Pedro Sánchez report card in Spanish investiture votes: twice unsuccessful (June 2016 and July 2019), and three times successful (the 2018 no-confidence vote against Mariano Rajoy, the second-ballot vote in January 2020 and today's vote)

Sánchez sells himself as the bulwark against the far-right

Much of Pedro Sánchez's speech this Wednesday - as well as that of the spokesperson of his parliamentary group, Patxi López, this Thursday - consisted of positioning the PSOE as the only alternative to the aggressive right-wing tension that has turned the streets of central Madrid into a battlefield between neo-Nazis and police for almost two weeks. Police used batons again on Calle Ferraz this Wednesday, on the night between the two parts of this investiture debate.

Feijóo went so far as to accuse Pedro Sánchez of "fraud" and "political corruption" for pushing through an amnesty law that was not in the PSOE electoral programme. The PP leader pleaded more than once to the acting Spanish PM to dissolve the lower house and call new elections. It was all the ammunition the Socialist leader needed to mock Feijóo once it was his turn to go up to the podium.

Sánchez laughed out loud at the leader of the opposition, after Feijóo's comment that he was not Spanish prime minister "because he didn't want to be" - in reference to not accepting the demands of Junts. "You are the first Spaniard to give up being leader of the government when you can be", said Sánchez between laughs.



Warning from Junts: "Don't push your luck"

The differences between the PSOE and Together for Catalonia regarding their agreement were confirmed this Wednesday and stood out in the first act of the investiture debate, in addition to highlighting the dependence that Pedro Sánchez will have from now on the party of exiled Catalan president Carles Puigdemont. In Sánchez's first speech, the leader of the PSOE asserted that the amnesty law will be "a pardon" for independence supporters, and not the recognition that the Spanish state has acted repressively against a democratic political movement. "You have not been brave", Míriam Nogueras scolded him, late on Wednesday. 

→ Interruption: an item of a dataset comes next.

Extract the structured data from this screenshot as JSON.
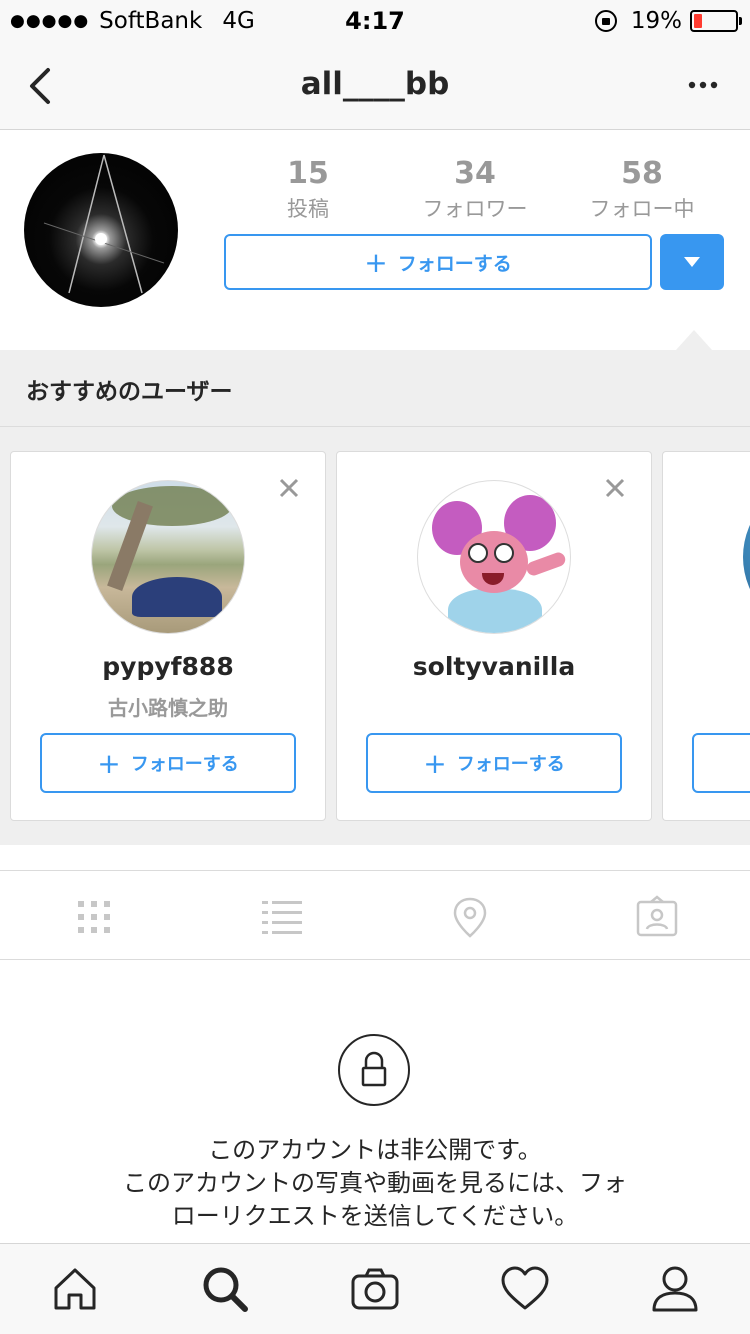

"Don't try to push your luck because it won't work," Nogueras warned Sánchez. The leader of Junts in Madrid recalled some of the key points of the agreement between the PSOE and Junts, and underlined that the amnesty "is not a measure of grace" but a move to "dejudicialise politics". Sánchez's initial speech generated a lot of irritation in Junts, but the issue was resolved with a meeting between Nogueras and Santos Cerdán, number three of the PSOE.